For the real world, mounting the coil to the PCB would probably make sense. That would make for a more robust assembly, and the coil wouldn’t need reinforced leads.
Transformerless power supply
For the SSR driver version, we don’t have low voltage DC available (but we don’t have any other possible references to ground/neutral, either). Since there’s no exposed wiring, this might be a good application for a transformerless power supply using a cap to drop line voltage without dissipating any power. I’ve never built one before, but the design is pretty straight forward. Here’s my simplistic starting point:
The 0.47μF cap presents about 5.6KΩ of reactance at 60Hz. At 120VAC, that would allow a maximum of about 20mA to flow. Since the rectifier/cap only charge on every other half cycle, the max DC current it can supply is more like 10mA. That’s perfect for running our 6282 and the LED in a SSR. (I measured about 3mA of current through that LED at 5V.)
(Design sanity power check: The zener keeps the voltage across (the diode and) the big cap to a max of ~5V. It conducts in its forward direction on the half cycles the supply cap isn’t charging. Thus it conducts ~20mA on the half cycles when the top wire is negative, and (20mA – DC output current) on the others. Worst case (after the big cap is charged and no current is being drawn) it conducts 20mA on both half cycles. With 5V across it one way and 0.7V the other, it must dissipate ~110mW – no problem for a half-watt zener. So this whole supply should produce very little heat.)
Update 1/24/18: The transformerless supply above is really too simplistic. While it’s fine to use a cap as the main voltage drop, there should be a series resistor at least to limit inrush current. It would also be very appropriate to have an X or Y rated cap designed to fail open. A fuse, or at least fusible resistor would be appropriate. While I’m not going for X caps for a TL supply I’m designing into another project, and I couldn’t easily source fusible resistors, I did get some ~1A picofuses, which I’ll use.
Putting it all together to make something useful
I breadboarded the supply, and it seems to work. I just need to lay out a PCB with the supply, the updated signal amp and a place to mount (hot glue) the coil.

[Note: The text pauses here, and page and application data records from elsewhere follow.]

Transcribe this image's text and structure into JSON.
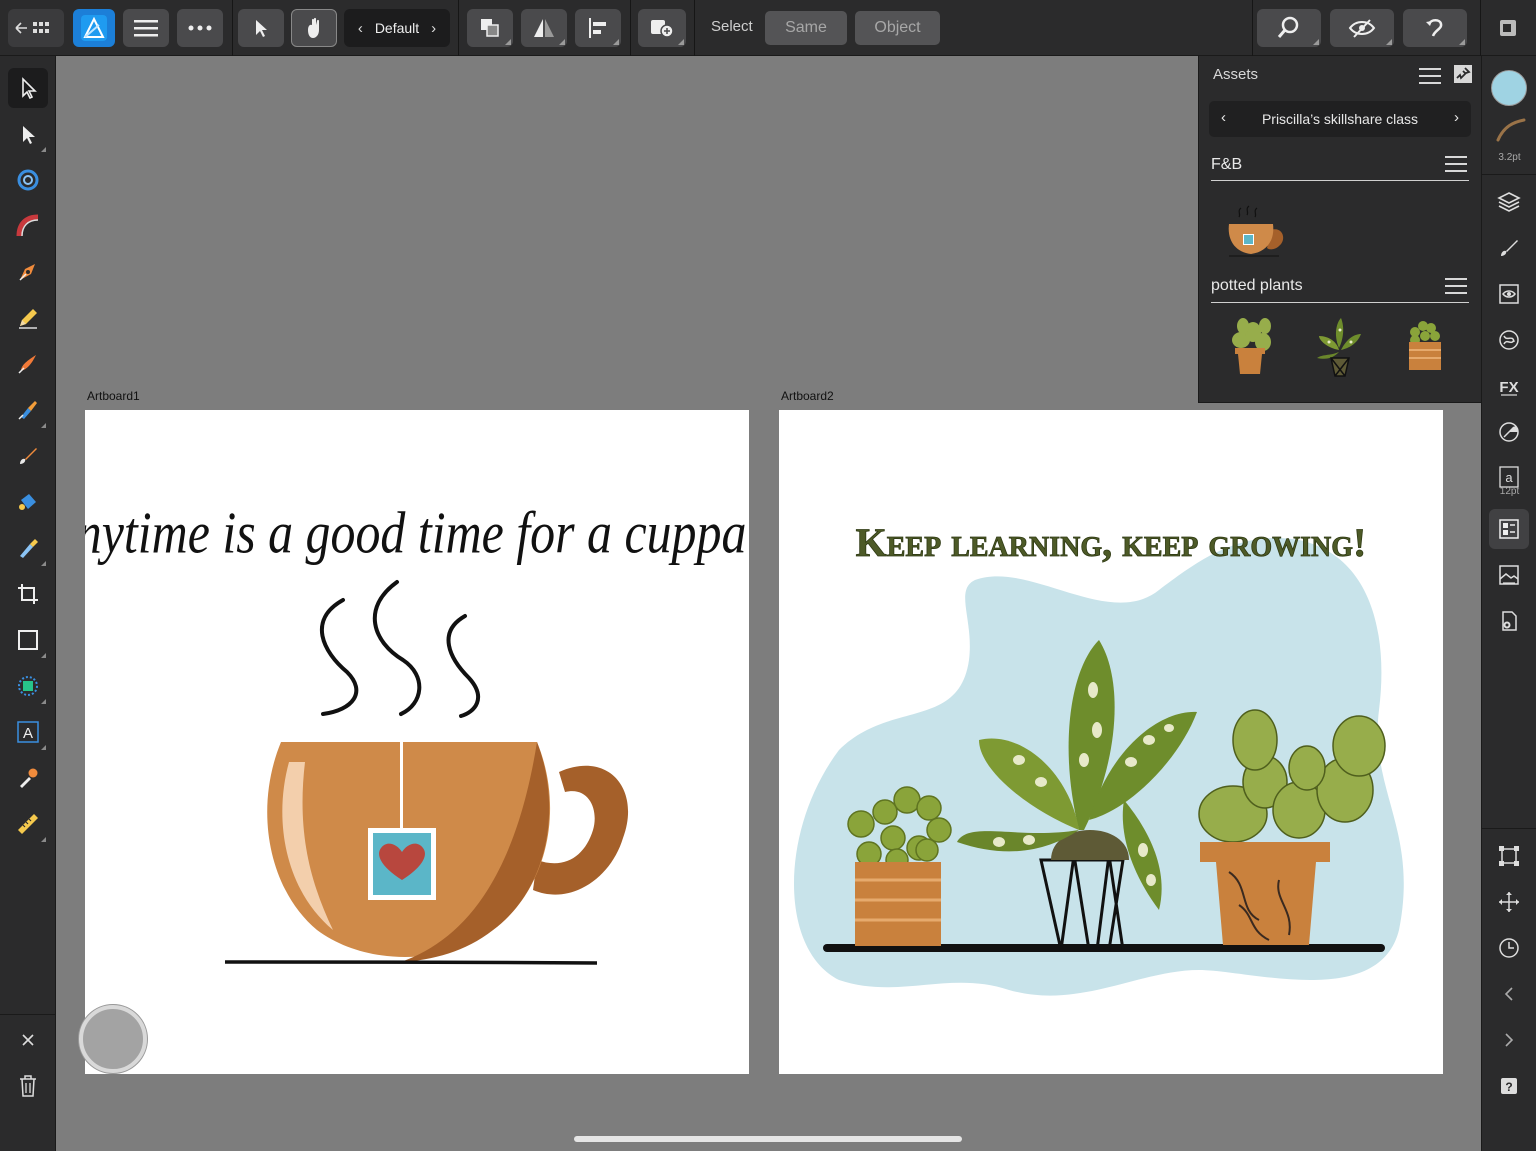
{
  "toolbar": {
    "context_label": "Default",
    "select_label": "Select",
    "same_label": "Same",
    "object_label": "Object"
  },
  "stroke_panel": {
    "width_label": "3.2pt",
    "color": "#9fd3e3"
  },
  "text_panel": {
    "size_label": "12pt"
  },
  "assets": {
    "title": "Assets",
    "library_name": "Priscilla’s skillshare class",
    "categories": [
      {
        "name": "F&B",
        "items": [
          "teacup-asset"
        ]
      },
      {
        "name": "potted plants",
        "items": [
          "cactus-pot-asset",
          "dotted-plant-asset",
          "round-cactus-asset"
        ]
      }
    ]
  },
  "artboards": [
    {
      "label": "Artboard1",
      "headline": "Anytime is a good time for a cuppa!"
    },
    {
      "label": "Artboard2",
      "headline": "Keep learning, keep growing!"
    }
  ],
  "colors": {
    "cup": "#cf8a49",
    "cup_shadow": "#a5602a",
    "teabag": "#5bb6c8",
    "heart": "#b8473e",
    "blob": "#c8e3ea"
  }
}
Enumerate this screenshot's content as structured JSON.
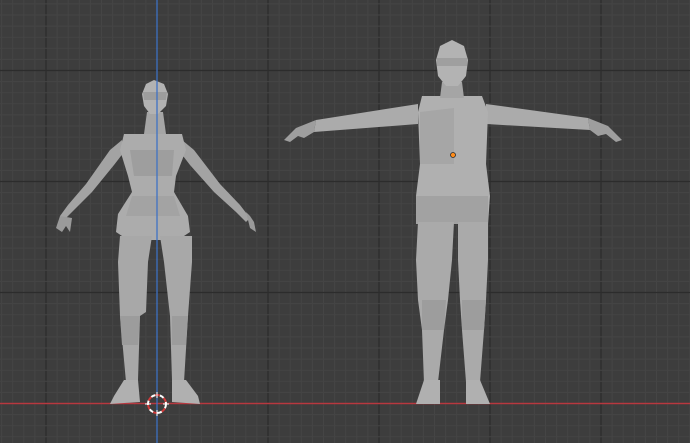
{
  "viewport": {
    "background": "#3d3d3d",
    "grid_minor_color": "#454545",
    "grid_major_color": "#2c2c2c",
    "x_axis_color": "#b8383f",
    "z_axis_color": "#3f72c4",
    "mesh_color": "#a9a9a9",
    "mesh_shadow_color": "#8f8f8f",
    "origin_color": "#ff8c1a",
    "cursor_colors": [
      "#ffffff",
      "#d23a3a"
    ]
  },
  "objects": [
    {
      "name": "female-mesh",
      "pose": "A-pose"
    },
    {
      "name": "male-mesh",
      "pose": "T-pose"
    }
  ]
}
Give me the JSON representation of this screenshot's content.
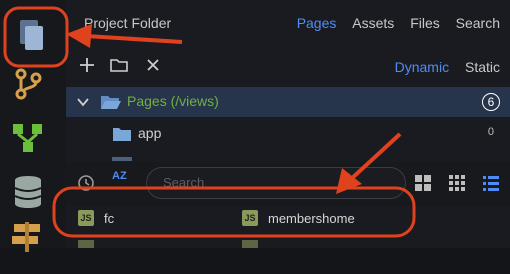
{
  "header": {
    "title": "Project Folder",
    "tabs": [
      "Pages",
      "Assets",
      "Files",
      "Search"
    ],
    "active_tab": "Pages"
  },
  "toolbar": {
    "modes": [
      "Dynamic",
      "Static"
    ],
    "active_mode": "Dynamic"
  },
  "tree": {
    "root": {
      "label": "Pages (/views)",
      "badge": "6"
    },
    "children": [
      {
        "label": "app",
        "count": "0"
      }
    ]
  },
  "filter": {
    "sort_label": "AZ",
    "search_placeholder": "Search"
  },
  "files": [
    {
      "icon_text": "JS",
      "name": "fc"
    },
    {
      "icon_text": "JS",
      "name": "membershome"
    }
  ],
  "colors": {
    "accent": "#4f8df5",
    "annotation": "#e0421e",
    "folder": "#7aa7d8",
    "selected_row": "#26344c"
  }
}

But while I was thinking about what size handy box I’d need to fit the PCB/coil, SSR, outlets and maybe some switches, some little sanity birdie whacked me upside the head, bringing me out of the OK-I-can-make-one-of-those-but-if-I-just-add-one-more-part-I could-make-it-do-even-more-cool-stuff death spiral.
The problem I was really trying to solve was eliminating the annoyance of having to make two motions to turn the belt sander on, then reach over to turn the vacuum on. While a current sensor on the sander line would work fine, the real problem was that the two switches were a couple feet apart. If the switches were right next to each other and could be operated in one motion like this ->, the problem would go away. And I wouldn’t even have to make up a PCB or spend one of my $6 SSRs!
A couple of handy boxes back to back for the switches, outlets and a power cord pigtail, and here it is installed and working. Not the solution I expected when I started – but it fully meets the requirements. (Well, except for the part about finding a good excuse to make the current sensor/SSR thing.) I’m sure I’ll actually need a current sensed power switch for something else some day, and when I do I’ll have the design work already all done.
Update 6/15/13: Having used the twin-switch setup for a couple of months now, I have to say I love it. Turning both on is trivial, and when I just need the vacuum, the switch is right there and easy to use. I wish I’d done it years ago.